Key diplomat changes testimony and admits quid pro quo with Ukraine
Trump’s impeachment defense is being stripped away plank by plank by some of the administration officials caught up in his scheme to pressure Ukraine for political favors.
A dramatic reversal by Republican donor turned diplomat Gordon Sondland, who now says that a quid pro quo was needed from Kiev to free up military aid, rocked Washington Tuesday and undercut GOP strategy.
In testimony released by impeachment investigators, the US ambassador to the European Union also testified that he assumed it would be “illegal” for Trump’s fixer and personal attorney Rudy Giuliani to push Ukraine to investigate the President’s political opponents.
Sondland’s adjusted testimony did much to dismantle the President’s core and repeated defense: that he did not hold up aid to Kiev to force it to open a probe into Joe Biden and that any suggestion to the contrary is simply the “crazed” delusion of “Never Trumpers.”
But his deposition was still punctuated by admissions that he could not remember what happened or did not know the motivations of key players — signs of a potential attempt to protect the President.
Yet given the ossified political partisanship in the Congress, there were also signs that no disclosures, however damaging to the President, are likely to turn a party in thrall to his faithful political base against him and lead it to contemplate ejecting him from office.

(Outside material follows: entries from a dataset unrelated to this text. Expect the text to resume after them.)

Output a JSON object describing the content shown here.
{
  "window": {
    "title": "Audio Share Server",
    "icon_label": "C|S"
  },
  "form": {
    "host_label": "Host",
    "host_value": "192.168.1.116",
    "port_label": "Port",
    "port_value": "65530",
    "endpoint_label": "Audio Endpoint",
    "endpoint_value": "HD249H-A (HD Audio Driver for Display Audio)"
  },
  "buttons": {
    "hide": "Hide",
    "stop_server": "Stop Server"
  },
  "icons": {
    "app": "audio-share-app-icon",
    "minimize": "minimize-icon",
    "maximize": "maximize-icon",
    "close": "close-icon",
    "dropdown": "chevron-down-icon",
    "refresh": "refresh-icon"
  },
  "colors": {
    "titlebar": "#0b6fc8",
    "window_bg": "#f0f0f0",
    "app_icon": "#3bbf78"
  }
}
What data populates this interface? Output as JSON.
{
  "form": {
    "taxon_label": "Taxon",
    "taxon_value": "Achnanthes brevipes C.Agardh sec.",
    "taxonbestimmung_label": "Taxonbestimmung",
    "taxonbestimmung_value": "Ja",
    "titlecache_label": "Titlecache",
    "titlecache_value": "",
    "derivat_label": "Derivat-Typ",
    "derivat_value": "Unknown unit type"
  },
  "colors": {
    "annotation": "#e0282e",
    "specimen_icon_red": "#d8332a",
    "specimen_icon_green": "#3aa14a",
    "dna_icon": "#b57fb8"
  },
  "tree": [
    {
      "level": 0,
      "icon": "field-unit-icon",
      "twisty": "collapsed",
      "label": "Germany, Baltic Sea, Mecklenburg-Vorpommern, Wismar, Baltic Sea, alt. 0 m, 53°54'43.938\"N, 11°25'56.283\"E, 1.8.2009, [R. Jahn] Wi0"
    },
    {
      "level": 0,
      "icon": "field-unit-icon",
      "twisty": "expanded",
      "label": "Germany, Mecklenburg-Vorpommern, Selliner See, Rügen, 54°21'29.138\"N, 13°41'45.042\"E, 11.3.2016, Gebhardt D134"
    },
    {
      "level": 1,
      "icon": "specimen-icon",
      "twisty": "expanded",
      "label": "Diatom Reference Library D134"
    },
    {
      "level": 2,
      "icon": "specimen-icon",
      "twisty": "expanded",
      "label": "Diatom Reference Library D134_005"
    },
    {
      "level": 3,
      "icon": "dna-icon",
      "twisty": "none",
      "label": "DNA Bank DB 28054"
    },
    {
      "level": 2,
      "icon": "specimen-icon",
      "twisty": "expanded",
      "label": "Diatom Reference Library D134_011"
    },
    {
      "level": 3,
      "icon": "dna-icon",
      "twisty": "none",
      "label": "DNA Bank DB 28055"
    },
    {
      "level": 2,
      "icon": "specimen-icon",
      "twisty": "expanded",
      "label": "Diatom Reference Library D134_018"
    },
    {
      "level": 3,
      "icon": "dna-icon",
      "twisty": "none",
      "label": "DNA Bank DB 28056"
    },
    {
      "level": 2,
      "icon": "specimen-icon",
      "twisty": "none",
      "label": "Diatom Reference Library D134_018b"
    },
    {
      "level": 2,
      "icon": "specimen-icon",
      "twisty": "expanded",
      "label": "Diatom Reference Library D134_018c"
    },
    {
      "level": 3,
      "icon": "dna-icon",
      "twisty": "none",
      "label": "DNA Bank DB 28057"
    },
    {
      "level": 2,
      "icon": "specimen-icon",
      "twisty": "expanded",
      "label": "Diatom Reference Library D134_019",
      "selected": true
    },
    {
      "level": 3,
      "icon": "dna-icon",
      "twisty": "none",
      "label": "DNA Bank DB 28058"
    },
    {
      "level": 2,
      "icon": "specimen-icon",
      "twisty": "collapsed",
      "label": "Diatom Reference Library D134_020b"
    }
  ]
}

Still, Sondland was not the only senior diplomatic figure to contradict the President’s version of events on the second day of releases that threaten to turn into slow moving political torture for the White House.